Keywords:Black carbon, Wet scavenging coefficients, FLEXPART, Long-term measurements

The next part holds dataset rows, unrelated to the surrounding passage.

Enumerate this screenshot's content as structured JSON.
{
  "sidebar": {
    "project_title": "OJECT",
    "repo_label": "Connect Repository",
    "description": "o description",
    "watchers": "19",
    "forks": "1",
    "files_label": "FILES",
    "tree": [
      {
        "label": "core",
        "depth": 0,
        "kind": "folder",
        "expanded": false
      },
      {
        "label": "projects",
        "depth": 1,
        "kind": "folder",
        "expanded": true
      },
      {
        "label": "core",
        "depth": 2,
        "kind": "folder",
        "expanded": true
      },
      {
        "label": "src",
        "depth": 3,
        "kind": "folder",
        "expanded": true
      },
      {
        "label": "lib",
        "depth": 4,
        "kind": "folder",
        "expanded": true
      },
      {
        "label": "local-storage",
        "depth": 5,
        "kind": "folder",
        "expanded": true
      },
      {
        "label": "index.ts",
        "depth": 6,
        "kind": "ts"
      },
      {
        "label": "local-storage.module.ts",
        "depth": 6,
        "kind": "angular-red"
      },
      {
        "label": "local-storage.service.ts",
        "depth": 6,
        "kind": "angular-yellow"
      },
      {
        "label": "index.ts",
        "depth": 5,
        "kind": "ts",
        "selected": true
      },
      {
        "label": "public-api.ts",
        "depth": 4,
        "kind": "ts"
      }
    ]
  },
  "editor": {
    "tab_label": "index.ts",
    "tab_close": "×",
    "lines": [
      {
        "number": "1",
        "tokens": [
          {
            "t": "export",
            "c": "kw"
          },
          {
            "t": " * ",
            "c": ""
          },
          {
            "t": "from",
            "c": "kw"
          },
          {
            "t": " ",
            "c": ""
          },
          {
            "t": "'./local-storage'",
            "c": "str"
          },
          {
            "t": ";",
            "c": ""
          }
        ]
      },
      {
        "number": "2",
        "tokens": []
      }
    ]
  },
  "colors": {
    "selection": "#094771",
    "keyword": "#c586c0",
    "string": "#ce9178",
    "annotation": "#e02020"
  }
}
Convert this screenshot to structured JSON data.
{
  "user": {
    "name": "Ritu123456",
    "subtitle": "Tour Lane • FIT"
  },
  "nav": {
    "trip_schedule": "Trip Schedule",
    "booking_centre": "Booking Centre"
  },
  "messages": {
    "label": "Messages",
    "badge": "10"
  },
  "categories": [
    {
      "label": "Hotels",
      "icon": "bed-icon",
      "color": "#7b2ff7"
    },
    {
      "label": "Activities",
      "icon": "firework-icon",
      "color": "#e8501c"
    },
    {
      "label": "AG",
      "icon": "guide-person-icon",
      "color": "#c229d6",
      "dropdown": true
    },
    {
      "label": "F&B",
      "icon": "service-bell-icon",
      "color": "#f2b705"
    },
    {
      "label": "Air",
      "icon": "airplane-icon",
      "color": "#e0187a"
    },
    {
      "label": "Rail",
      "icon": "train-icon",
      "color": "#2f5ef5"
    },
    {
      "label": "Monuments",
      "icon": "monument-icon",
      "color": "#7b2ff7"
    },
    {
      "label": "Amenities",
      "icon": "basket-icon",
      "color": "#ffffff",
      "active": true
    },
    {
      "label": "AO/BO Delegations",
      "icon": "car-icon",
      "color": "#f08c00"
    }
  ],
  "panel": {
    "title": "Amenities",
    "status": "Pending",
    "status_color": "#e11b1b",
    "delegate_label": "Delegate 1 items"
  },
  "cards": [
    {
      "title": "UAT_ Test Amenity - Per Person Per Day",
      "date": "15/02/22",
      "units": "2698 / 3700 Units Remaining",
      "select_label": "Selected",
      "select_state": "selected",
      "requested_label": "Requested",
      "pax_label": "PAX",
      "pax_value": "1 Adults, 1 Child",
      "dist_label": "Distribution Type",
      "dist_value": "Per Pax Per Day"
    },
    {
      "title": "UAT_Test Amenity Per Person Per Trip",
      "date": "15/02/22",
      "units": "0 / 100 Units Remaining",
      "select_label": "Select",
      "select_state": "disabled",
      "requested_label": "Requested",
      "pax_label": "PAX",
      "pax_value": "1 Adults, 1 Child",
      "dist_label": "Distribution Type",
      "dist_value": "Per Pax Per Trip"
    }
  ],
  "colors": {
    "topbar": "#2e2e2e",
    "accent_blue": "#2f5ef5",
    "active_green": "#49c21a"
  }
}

Using long-term and harmonized measurements of black carbon (BC) and carbon monoxide (CO) from three representative background sites in East Asia (Baengnyeong and Gosan in South Korea, and Noto in Japan), the regional and seasonal differences in wet removal rates were investigated according to airmass transport pathways and meteorological conditions. To identify the airmass origin and accumulated precipitation along with trajectories (APT), backward trajectories at 500 m during 72 hours were calculated by the Hybrid Single Particle Lagrangian Integrated Trajectory 4 model. The European Center for Medium-Range Weather Forecasts (ECMWF) ERA5 hourly pressure and surface level meteorological data (0.25° × 0.25°) were used as input data to obtain accurate and detailed information of each endpoint of trajectories. The wet removal rates were more efficient in South Korea and Japan among the region and in fall and winter among the season. These differences depending on the regional and seasonal division could be partially explained by the inherent difference in the coating thickness of BC particles, according to the dominant emission sectors. Because the industrial sector (thin coated) is dominant in East and North China, in contrast, the transportation sector (thick coated), mainly emitted from diesel vehicles, has a high portion in South Korea and Japan. By the same token, wet removal rates in winter and summer showed the highest and lowest depending on the dominant emission sectors, such as house heating (thick coated) and industry, respectively. Next, we calculated transport efficiency (TE) from FLEXible PARTicle (FLEXPART) Lagrangian transport model (version 10.4) to investigate the representativeness of wet removal rate of model. Overall median TE from FLEXPART was overestimated compared to measurement, implying underestimation of wet scavenging coefficients. The median of estimated below cloud scavenging coefficients showed slightly overestimation than that calculated from FLEXPART as a factor by 1.7. On the other hand, the median of calculated in-cloud removal coefficients including sub-grid effect was highly underestimated than that of estimation by a factor of 5.1. From the analysis of artificial neuron networks, the convective available potential energy (CAPE), which is well known as an indicator of vertical instability, should be considered in in-cloud scavenging process to improve the better representative regional difference in BC wet scavenging over East Asia.